GOAL OF THE EXERCISE => Could you return the entire listing below exactly as written?

* * * * *

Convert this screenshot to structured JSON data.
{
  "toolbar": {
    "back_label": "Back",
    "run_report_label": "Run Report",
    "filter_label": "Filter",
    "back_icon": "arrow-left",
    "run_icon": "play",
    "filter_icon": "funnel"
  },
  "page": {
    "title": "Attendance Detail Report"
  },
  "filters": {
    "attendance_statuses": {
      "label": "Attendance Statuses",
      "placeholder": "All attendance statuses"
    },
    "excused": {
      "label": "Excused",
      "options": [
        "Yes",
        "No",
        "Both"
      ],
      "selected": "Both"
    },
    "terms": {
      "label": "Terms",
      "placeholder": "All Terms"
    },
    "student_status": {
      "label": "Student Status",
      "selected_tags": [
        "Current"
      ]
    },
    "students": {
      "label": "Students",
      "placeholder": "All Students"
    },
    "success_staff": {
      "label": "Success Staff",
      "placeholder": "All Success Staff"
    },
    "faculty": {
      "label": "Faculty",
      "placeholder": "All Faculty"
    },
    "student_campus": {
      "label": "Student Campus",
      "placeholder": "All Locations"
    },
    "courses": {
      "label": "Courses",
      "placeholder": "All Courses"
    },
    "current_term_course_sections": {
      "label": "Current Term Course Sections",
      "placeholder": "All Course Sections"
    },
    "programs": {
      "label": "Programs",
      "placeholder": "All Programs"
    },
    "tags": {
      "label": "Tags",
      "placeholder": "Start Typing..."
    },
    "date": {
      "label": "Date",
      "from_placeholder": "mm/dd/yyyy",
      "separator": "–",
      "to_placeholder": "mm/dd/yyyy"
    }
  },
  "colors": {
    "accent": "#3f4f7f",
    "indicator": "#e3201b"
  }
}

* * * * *

TASK OUTPUT =>
Convert this screenshot to structured JSON data.
{
  "toolbar": {
    "back_label": "Back",
    "run_report_label": "Run Report",
    "filter_label": "Filter",
    "back_icon": "arrow-left",
    "run_icon": "play",
    "filter_icon": "funnel"
  },
  "page": {
    "title": "Attendance Detail Report"
  },
  "filters": {
    "attendance_statuses": {
      "label": "Attendance Statuses",
      "placeholder": "All attendance statuses"
    },
    "excused": {
      "label": "Excused",
      "options": [
        "Yes",
        "No",
        "Both"
      ],
      "selected": "Both"
    },
    "terms": {
      "label": "Terms",
      "placeholder": "All Terms"
    },
    "student_status": {
      "label": "Student Status",
      "selected_tags": [
        "Current"
      ]
    },
    "students": {
      "label": "Students",
      "placeholder": "All Students"
    },
    "success_staff": {
      "label": "Success Staff",
      "placeholder": "All Success Staff"
    },
    "faculty": {
      "label": "Faculty",
      "placeholder": "All Faculty"
    },
    "student_campus": {
      "label": "Student Campus",
      "placeholder": "All Locations"
    },
    "courses": {
      "label": "Courses",
      "placeholder": "All Courses"
    },
    "current_term_course_sections": {
      "label": "Current Term Course Sections",
      "placeholder": "All Course Sections"
    },
    "programs": {
      "label": "Programs",
      "placeholder": "All Programs"
    },
    "tags": {
      "label": "Tags",
      "placeholder": "Start Typing..."
    },
    "date": {
      "label": "Date",
      "from_placeholder": "mm/dd/yyyy",
      "separator": "–",
      "to_placeholder": "mm/dd/yyyy"
    }
  },
  "colors": {
    "accent": "#3f4f7f",
    "indicator": "#e3201b"
  }
}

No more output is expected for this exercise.